▸ **Exercise directions**
From the entries below, copy out every line with "percent" in it.

▸ **Supplied data**

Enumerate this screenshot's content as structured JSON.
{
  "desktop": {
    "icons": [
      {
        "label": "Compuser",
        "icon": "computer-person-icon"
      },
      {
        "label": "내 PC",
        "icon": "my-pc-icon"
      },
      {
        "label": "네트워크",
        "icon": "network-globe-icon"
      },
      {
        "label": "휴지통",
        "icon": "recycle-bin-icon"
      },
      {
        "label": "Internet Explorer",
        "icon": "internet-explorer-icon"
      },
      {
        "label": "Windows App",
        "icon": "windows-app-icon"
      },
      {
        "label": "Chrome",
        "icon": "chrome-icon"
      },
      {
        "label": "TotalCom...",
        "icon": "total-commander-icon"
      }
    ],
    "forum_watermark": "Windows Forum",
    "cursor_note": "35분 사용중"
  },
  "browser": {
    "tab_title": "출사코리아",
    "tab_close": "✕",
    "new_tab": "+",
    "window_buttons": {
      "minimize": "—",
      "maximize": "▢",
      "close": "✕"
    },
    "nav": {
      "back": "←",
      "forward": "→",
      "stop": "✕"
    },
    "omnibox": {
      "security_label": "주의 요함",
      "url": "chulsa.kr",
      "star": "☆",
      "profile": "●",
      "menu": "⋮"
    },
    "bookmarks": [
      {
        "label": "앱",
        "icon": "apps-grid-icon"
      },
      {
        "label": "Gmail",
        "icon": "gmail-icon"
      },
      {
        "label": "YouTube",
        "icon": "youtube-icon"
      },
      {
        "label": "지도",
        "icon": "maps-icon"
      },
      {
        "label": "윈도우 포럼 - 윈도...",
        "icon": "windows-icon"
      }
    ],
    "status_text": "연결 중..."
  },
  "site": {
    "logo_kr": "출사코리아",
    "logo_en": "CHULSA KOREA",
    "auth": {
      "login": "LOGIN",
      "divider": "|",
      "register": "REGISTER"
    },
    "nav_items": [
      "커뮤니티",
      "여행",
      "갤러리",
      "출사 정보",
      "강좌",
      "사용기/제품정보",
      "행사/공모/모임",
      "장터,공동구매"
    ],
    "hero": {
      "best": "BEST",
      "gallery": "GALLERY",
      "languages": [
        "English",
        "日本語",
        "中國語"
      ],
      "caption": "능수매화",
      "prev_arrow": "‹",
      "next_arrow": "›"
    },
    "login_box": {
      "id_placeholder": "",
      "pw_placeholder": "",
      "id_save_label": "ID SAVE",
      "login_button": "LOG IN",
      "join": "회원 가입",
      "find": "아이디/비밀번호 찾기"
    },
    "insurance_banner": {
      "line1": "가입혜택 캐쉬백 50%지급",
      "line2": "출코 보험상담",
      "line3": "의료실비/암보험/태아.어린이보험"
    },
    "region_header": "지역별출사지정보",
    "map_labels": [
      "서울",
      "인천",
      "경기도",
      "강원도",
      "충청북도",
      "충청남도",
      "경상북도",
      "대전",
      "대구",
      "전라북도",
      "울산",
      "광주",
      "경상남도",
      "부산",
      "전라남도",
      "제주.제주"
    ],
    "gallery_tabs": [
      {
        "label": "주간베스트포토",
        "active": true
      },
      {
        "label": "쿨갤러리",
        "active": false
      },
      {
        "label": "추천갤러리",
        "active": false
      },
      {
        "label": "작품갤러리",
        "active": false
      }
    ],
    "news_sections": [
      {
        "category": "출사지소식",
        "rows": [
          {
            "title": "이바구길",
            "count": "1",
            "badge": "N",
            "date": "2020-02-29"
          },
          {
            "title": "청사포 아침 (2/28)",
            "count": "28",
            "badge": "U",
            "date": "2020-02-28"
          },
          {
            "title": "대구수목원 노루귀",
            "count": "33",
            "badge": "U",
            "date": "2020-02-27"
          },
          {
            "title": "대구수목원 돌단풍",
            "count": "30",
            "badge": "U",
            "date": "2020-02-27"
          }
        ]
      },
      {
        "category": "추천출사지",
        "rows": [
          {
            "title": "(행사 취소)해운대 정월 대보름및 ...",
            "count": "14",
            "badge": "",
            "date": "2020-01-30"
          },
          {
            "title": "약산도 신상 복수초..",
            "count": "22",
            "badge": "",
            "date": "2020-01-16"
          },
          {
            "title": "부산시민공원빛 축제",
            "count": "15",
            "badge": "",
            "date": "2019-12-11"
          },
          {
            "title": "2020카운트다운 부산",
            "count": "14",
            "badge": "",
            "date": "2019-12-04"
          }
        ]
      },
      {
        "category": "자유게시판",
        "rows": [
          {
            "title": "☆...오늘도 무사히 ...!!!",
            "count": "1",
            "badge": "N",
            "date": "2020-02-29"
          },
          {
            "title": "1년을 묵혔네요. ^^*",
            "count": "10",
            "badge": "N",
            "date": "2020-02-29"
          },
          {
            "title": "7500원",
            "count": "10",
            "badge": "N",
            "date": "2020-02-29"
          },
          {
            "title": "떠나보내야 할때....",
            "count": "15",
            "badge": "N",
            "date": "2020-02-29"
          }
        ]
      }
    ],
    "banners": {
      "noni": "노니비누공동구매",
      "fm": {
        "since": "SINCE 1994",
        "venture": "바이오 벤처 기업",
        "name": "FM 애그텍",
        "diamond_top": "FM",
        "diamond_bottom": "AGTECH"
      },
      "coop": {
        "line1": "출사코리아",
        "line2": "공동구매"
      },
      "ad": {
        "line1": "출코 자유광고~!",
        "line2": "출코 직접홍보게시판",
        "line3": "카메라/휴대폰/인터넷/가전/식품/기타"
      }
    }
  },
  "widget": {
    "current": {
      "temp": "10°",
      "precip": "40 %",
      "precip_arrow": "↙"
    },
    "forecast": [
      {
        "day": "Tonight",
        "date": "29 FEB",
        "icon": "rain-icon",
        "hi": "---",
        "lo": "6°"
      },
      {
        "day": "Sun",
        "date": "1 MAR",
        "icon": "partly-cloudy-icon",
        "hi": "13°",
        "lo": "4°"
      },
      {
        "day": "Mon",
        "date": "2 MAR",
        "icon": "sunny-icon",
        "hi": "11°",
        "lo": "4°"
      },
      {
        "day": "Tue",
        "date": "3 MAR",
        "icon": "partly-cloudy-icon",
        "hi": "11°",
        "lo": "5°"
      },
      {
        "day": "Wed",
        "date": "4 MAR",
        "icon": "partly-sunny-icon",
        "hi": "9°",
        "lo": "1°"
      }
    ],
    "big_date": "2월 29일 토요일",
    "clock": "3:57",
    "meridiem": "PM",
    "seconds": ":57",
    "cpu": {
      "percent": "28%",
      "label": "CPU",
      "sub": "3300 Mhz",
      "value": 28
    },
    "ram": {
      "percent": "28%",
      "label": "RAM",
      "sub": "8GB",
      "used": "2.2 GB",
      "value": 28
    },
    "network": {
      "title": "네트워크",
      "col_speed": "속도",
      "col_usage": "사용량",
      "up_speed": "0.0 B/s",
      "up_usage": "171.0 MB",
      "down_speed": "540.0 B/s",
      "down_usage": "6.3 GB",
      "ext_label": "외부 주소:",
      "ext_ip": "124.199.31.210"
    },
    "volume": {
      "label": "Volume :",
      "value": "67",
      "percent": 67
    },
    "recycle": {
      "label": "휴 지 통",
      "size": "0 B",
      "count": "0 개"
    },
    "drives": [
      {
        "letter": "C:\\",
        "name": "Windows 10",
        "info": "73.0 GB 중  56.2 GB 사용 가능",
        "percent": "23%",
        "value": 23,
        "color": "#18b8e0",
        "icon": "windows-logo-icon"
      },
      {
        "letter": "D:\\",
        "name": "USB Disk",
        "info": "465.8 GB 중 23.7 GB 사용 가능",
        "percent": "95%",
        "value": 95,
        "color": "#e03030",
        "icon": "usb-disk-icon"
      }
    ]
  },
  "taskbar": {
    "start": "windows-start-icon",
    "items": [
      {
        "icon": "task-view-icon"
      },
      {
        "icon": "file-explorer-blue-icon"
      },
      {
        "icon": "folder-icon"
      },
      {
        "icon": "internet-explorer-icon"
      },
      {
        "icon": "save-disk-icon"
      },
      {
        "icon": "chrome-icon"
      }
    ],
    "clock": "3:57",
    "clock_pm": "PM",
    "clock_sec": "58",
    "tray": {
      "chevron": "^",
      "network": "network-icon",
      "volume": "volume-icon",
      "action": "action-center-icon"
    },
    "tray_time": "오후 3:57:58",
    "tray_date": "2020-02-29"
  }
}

▸ **Expected output**
      "percent": "28%",
      "percent": "28%",
      "percent": 67
        "percent": "23%",
        "percent": "95%",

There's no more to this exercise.